The University of Maryland has produced a flying machine with only one wing - a monocopter! Evan Ulrich, its PhD student creator, modeled the micro air vehicle (MAV) on a maple seed samara. Using a propeller, the Samara MAV spins itself in a circle around the end of the wing, creating lift that causes it to fly. Small changes to the pitch of the wing allow Ulrich to control where it goes. Trust me, you've never seen anything like this before - check it out in the videos below.
The US military spends hundreds of millions on drones and drone-supported operations. Ulrich's Samara MAV is funded in part by DARPA's Nano-air Vehicle initiative which is aimed at expanding the diversity and applications of those drones. While we've seen various rotor-based unmanned aerial vehicles (UAVs) in the past, but this monocopter is unique. It makes a complete rotation several times per second, allowing an onboard camera to collect a full 360 panoramic view. With the right video software, the Samara MAV could provide extremely detailed and virtual 3D images of its environment. With its small size, thousands could be deployed in an area at relatively low cost.
The following video gives an awesome history of how the Samara MAV, feel free to rock out.
In this second clip Ulrich discusses a few of the advantages of the MAV and its possible applications.
At the end of the second video, we see the view from an on board camera. Clearly that image would need to be processed (perhaps even taken with a different kind of a camera) in order to provide the panoramic observations I discussed above. Considering how quickly video technology advances however, I'm sure that the means to collect data from the MAV could be constructed rather soon, it if doesn't exist already.
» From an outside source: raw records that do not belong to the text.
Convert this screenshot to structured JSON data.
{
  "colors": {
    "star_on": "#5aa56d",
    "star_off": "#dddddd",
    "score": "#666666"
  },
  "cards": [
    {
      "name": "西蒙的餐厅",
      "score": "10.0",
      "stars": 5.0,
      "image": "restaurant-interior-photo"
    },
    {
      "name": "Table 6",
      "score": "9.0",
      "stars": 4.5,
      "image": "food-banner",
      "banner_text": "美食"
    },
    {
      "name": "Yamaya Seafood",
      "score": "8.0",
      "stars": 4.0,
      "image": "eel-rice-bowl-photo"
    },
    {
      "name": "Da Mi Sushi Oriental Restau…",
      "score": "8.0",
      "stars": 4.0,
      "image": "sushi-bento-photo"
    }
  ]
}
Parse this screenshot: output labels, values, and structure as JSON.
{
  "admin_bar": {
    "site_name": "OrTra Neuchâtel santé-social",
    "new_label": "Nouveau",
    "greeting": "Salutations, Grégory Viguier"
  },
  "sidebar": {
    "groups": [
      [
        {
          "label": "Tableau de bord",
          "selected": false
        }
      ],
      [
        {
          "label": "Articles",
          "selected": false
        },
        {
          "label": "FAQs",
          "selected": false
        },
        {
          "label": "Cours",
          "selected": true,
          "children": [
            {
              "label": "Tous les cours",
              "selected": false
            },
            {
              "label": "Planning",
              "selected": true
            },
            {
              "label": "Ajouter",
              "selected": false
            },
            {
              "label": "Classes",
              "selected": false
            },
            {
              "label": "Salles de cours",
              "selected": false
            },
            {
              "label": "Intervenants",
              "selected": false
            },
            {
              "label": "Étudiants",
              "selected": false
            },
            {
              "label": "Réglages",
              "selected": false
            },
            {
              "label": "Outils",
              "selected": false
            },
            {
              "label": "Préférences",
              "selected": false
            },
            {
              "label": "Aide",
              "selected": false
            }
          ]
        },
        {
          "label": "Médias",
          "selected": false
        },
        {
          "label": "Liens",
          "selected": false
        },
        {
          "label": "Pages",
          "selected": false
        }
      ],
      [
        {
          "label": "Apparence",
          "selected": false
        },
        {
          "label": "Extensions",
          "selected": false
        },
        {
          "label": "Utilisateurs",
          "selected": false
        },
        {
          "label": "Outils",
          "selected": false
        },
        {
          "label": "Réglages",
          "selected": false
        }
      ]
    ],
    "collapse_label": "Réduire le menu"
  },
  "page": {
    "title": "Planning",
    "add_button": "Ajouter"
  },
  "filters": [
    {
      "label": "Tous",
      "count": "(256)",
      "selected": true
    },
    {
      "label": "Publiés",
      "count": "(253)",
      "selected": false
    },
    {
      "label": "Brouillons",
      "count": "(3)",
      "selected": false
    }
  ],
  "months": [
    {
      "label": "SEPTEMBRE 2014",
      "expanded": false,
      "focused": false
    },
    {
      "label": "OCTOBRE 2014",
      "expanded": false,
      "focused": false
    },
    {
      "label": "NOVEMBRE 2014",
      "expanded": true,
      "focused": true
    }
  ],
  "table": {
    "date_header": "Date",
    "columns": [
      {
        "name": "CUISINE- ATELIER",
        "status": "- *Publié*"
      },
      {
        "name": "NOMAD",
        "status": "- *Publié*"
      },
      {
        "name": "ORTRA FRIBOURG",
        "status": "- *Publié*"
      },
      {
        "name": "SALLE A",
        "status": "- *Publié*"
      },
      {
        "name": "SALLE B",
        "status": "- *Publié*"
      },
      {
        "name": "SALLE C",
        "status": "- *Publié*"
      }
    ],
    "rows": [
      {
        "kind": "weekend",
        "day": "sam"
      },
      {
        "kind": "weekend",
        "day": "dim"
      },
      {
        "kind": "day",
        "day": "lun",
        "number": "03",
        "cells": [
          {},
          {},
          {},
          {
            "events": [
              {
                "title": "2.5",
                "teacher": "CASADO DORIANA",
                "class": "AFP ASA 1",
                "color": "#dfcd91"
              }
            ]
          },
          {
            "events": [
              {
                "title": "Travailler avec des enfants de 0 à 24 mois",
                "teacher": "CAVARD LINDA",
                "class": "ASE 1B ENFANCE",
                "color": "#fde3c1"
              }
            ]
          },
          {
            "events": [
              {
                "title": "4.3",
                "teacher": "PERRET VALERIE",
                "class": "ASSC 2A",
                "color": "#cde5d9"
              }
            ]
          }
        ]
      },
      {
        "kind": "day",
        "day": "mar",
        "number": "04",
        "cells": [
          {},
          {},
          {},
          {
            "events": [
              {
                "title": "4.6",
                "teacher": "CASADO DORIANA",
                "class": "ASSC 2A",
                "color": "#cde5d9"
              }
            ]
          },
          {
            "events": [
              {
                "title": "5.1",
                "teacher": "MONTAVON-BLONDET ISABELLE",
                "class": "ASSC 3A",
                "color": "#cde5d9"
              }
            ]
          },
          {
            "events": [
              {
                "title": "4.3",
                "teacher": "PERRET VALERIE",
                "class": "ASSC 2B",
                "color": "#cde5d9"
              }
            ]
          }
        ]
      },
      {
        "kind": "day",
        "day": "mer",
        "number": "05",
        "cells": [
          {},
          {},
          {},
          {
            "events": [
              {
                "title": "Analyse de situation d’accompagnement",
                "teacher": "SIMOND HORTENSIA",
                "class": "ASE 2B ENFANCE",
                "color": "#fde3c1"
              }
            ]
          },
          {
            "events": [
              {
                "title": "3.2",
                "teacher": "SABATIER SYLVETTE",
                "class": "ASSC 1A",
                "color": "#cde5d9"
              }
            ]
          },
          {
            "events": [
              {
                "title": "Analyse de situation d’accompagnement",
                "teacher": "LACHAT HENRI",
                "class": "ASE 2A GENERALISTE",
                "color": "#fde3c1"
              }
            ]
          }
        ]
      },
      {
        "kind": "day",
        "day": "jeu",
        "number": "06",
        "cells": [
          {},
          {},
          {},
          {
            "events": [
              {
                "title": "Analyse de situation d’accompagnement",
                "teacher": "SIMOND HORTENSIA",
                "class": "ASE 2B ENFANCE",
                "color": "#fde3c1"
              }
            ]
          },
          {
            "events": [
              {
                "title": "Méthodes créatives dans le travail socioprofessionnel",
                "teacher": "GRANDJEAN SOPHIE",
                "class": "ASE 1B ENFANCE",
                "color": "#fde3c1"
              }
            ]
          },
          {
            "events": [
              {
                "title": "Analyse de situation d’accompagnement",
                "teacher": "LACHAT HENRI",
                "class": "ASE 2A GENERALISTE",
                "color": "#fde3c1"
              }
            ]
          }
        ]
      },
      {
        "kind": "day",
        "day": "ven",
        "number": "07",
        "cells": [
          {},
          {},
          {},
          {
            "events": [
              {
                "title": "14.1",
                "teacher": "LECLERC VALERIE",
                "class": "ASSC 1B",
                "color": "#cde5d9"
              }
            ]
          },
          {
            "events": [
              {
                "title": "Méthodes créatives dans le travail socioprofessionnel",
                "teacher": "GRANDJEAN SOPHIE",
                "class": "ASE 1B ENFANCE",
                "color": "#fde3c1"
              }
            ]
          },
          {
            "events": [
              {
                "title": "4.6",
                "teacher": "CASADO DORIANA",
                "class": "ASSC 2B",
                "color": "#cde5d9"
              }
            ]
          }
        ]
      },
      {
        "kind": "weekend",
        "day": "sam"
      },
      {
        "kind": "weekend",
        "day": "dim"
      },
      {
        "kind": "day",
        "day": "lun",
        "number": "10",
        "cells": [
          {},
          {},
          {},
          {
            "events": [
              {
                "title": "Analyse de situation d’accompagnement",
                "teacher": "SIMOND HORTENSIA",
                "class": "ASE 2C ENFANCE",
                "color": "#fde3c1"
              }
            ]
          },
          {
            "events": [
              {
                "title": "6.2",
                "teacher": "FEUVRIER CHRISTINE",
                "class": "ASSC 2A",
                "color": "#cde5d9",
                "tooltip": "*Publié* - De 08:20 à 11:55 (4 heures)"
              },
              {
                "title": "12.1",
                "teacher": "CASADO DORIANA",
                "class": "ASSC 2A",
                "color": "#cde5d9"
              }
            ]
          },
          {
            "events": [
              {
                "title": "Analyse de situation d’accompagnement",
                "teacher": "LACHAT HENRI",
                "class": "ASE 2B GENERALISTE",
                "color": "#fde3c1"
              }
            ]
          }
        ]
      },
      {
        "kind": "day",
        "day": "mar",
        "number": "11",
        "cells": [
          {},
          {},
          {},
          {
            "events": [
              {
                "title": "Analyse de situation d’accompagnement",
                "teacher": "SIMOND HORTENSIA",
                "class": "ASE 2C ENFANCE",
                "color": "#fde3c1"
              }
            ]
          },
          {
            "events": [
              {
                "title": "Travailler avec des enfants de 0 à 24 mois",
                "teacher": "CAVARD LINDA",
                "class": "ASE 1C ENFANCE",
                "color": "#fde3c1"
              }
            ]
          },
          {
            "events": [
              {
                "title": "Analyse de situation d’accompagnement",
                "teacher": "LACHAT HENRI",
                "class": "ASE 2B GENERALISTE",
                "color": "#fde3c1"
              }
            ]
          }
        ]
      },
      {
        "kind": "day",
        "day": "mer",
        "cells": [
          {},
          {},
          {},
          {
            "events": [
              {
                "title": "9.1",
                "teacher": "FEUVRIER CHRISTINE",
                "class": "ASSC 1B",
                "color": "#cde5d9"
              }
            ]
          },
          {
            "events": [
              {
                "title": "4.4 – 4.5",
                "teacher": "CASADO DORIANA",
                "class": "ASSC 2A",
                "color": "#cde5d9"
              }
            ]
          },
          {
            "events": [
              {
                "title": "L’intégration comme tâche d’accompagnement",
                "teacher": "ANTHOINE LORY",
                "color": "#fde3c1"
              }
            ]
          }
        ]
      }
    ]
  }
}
The Samara is such a unique flying vehicle that the way it works can seem confusing. A propeller and weight sit on either end of a beam which is attached to the end of the single wing. That beam isn't an airfoil. Instead, it just provides the structural support to get the wing rotating. It's the wing which provides all the lift. Variations in wing pitch (controlled by a motor) and changes in propeller force can each cause the monocopter to move up and down. An autopilot system already allows the Samara MAV to maintain its own vertical position. Horizontal movement is controlled by precisely timed variations in wing orientation and speed at desired points along the MAV's rotation. There' s a patent pending, and more information on the Samara's flight can be found in this paper presented to the American Helicopter Society.
At first glance, the monocopter may seem like little more than a novelty. It's small, only nine grams with no dimension longer than 15 cm, and it can only sustain about 10 minutes of flight. If it is fully developed, however, the Samara could become the model for easily deployable, perhaps even disposable, spy drones. Drop the MAV from on high and let it auto-rotate down like a maple seed, using its short battery life to steer it as needed, while it spins and collects full 360 degree views of a battlefield. Or make them out of decomposable materials and use them to survey huge fields of wilderness. Hook them up to the Internet of things and they become invaluable, all-seeing monitors. The possibilities are there, though it is likely to take a long time to bring them to fruition. That's alright, Ulrich's been working on this thing for almost four years, what's a few more?